As for those of us who are stuck in a job where forming a cooperative would be impossible, and change in hierarchical management is highly improbable, change can be accomplished individually through sharing any ability, especially work skills, which might enrich others. Teaching anything from art to computer or accounting skills to young people, who might not learn them otherwise, will benefit both you and the community at large. Collaborations such as putting on a spectacle as they have done in Somerset, or setting up other programs such as collaborative gardening or car repair workshops help everyone to rely on each other rather than the corporate system. It’s time to subvert the current system of alienation in all its manifestations. Sharing knowledge is a good beginning.
I attempted to make this diary as short and to the point as possible, a difficult task for me as the Somerset carnival circuit is one of my passions. I wrote my master’s dissertation on the lack of governmental support, or even acknowledgment, of them. When I began writing it in 2010, Notting Hill was promoted as the oldest carnival in England. While it was a watershed event for the West Indian population of London, whose working class was profoundly abused after their immigration to England after WWII, my premise was that Bridgwater, like Notting Hill, had its foundation in similar working class struggle, and was likewise important to its own community for that reason. I would like to think (though it’s probably hubris) that all the moaning and growling I did while doing research helped. Both the Lottery and Arts Council have funded pre-carnival festivities for children this year, and the Bridgwater squibbers were included in the Olympic opening ceremonies at the sailing venue in Weymouth.
What could not be included, either in that paper or in this diary, is that the Illuminated Carnival is one of the few unique indigenous English art forms that has survived and continued to evolve throughout its history. The best entries are technical marvels with stunning costumes and make up done to professional standard…by farmers, bricklayers, factory workers, and homemakers: ordinary people who refuse to let their lives be ordinary.
Printed material I have used include:
Brown, R. and Hocking, C. (2004). Remember Remember: The Story of Bridgwater Guy Fawkes Carnival.
Cozart-Riggio, M. (2004). “The Carnival Story”. In Cozart-Riggio, M. (ed.), Carnival: Culture in Action – The Trinidad Experience.
Evans, R. and Nicholls P. (2005). Somerset Carnivals.
Ingram, M. (1984). “Ridings, Rough Music, and the Reform of Popular Culture in Early Modern England”, Past and Present, Vol. 105, Issue 1.

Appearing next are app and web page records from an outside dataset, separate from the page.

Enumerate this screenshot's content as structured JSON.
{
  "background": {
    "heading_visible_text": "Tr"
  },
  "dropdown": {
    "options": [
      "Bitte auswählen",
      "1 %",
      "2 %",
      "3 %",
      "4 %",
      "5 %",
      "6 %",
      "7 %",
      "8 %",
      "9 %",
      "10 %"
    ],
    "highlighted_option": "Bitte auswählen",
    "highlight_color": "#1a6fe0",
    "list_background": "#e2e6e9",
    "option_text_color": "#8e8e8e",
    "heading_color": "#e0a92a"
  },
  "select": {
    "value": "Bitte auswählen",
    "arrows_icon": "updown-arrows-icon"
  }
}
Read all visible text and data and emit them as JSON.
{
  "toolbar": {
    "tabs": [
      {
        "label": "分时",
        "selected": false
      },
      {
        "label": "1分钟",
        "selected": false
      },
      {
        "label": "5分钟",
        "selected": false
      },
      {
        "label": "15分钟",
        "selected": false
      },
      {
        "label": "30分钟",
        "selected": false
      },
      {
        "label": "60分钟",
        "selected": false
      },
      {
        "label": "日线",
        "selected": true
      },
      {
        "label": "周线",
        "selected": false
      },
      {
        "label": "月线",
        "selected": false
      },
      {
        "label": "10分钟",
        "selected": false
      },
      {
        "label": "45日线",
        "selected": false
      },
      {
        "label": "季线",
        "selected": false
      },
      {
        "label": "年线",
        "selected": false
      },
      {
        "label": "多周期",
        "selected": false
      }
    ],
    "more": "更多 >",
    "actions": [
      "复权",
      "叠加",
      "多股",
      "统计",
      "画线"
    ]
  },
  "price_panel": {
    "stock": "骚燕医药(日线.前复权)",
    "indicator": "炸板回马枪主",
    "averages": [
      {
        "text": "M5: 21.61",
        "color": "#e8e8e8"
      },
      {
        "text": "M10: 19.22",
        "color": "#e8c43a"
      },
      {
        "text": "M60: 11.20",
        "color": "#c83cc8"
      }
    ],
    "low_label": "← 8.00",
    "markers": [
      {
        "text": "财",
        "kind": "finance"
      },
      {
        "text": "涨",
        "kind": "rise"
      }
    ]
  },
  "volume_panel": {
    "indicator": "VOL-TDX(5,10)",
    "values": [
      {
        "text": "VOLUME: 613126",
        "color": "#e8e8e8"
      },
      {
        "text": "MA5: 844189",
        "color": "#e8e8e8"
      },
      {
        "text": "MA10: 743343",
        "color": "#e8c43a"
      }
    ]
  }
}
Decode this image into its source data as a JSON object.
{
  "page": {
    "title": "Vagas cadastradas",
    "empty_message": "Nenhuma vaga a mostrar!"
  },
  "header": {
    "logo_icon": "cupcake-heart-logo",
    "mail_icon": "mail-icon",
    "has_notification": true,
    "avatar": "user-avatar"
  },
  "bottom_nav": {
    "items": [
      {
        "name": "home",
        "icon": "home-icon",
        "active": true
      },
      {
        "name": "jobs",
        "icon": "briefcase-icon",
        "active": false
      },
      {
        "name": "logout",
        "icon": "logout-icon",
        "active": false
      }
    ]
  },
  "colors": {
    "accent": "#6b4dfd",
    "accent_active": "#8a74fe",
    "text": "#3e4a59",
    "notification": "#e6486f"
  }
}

Tallon, A. (2007). “Carnivals and Regeneration”. Town & Country Planning, August, Issue 72, pp. 256-260.
More information can be found at:
Bridgwater Carnival website: pictures and general tourist information
BBC website: links to more pictures and articles, including non-Bridgwater venues
Carnivals in Somerset Promotion Project: a consortium of academics and practitioners who have done a stellar job of publicizing the rich history of carnivals and their current role in the community
And most importantly, YouTube, where there are a great number of videos of individual entries and even whole parades. Some of the best short ones are:
And then there’s squibbing: